- Opening Delimiter -
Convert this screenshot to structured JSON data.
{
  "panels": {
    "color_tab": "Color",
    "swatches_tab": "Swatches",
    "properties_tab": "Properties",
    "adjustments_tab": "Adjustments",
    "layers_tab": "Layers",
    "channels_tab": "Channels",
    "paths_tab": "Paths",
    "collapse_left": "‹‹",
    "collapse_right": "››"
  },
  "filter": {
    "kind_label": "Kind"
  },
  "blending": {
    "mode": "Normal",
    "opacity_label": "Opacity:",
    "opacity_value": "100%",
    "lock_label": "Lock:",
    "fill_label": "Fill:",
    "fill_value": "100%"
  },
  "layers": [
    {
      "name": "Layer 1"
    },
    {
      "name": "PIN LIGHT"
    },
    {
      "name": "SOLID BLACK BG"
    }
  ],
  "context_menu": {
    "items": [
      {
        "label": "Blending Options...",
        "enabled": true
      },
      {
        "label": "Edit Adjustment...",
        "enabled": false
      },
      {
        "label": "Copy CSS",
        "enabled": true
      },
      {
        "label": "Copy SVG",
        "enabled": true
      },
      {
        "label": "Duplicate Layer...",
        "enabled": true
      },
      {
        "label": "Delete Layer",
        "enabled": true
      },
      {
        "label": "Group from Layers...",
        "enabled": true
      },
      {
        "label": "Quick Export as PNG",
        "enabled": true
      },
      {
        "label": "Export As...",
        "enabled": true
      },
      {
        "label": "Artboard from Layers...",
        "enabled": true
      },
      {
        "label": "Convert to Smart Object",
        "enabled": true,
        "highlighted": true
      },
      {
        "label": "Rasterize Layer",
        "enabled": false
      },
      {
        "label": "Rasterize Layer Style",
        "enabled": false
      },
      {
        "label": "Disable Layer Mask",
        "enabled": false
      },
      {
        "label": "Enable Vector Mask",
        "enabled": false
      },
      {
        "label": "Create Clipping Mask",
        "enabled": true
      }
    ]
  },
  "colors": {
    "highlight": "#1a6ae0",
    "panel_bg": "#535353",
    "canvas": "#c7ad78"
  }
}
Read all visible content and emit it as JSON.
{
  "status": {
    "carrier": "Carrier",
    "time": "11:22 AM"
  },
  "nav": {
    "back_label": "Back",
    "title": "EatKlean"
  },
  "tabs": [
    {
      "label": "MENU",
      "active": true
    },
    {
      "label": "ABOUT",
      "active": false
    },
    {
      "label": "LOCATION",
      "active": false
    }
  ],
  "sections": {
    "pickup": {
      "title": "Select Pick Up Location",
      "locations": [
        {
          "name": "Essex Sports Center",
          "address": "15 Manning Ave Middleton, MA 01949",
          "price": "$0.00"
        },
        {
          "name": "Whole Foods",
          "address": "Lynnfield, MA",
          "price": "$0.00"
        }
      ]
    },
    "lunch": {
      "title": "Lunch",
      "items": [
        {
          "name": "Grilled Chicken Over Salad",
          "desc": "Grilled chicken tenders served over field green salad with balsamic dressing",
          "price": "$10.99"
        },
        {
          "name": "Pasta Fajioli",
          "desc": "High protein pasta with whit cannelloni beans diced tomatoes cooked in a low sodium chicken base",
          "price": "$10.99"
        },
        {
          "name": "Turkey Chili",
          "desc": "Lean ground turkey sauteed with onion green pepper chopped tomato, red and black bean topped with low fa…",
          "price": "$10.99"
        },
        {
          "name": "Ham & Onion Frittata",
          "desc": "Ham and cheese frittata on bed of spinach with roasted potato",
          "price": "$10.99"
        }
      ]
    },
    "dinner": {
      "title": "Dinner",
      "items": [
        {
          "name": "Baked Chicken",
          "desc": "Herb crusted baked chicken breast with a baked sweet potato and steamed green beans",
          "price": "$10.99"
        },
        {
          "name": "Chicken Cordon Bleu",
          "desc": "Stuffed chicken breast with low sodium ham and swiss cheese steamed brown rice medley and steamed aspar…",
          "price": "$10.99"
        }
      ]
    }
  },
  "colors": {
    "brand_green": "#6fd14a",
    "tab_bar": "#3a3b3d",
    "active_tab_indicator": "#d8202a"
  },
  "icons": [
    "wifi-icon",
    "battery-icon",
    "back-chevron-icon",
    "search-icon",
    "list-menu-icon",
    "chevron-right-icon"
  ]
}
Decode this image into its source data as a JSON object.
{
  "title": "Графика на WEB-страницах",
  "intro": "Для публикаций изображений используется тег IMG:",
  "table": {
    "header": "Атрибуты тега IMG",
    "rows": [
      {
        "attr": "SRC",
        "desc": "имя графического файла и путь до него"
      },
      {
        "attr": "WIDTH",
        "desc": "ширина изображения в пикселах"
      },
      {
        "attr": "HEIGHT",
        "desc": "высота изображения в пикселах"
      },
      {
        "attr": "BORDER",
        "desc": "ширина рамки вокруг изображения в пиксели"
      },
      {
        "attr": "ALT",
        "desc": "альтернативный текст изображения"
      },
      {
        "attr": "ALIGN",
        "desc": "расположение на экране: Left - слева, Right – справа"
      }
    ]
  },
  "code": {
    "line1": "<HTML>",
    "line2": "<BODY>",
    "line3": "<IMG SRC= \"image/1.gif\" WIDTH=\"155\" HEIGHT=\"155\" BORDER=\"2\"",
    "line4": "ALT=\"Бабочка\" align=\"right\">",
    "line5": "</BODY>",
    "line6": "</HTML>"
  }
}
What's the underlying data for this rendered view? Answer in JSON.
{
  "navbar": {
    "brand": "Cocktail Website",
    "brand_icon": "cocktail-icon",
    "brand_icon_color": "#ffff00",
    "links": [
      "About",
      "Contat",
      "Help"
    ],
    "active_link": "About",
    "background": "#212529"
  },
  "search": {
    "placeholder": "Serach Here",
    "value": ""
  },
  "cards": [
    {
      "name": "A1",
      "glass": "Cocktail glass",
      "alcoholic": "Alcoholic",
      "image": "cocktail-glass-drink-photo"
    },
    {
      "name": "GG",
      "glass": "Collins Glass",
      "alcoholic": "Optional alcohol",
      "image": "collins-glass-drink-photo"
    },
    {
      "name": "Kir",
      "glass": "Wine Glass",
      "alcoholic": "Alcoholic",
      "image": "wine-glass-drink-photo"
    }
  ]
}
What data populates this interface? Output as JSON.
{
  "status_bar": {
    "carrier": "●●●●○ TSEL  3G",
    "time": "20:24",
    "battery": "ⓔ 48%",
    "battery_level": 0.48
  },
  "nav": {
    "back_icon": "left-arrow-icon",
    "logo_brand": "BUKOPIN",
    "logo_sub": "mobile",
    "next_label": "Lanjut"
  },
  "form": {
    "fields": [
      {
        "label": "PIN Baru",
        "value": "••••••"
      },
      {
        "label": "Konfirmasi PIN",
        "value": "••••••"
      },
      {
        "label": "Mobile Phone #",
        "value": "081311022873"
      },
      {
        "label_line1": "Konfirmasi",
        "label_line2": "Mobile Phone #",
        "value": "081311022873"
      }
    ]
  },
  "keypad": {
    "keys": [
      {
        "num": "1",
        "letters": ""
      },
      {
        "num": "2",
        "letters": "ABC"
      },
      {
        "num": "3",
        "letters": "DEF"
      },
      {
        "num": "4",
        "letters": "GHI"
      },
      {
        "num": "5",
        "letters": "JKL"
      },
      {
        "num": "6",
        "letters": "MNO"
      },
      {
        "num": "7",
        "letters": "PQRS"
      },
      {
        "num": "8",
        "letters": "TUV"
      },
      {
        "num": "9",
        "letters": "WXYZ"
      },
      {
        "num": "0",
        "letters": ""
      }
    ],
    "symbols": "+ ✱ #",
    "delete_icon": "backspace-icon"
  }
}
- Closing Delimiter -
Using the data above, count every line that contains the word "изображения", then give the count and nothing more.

:: Result ::
4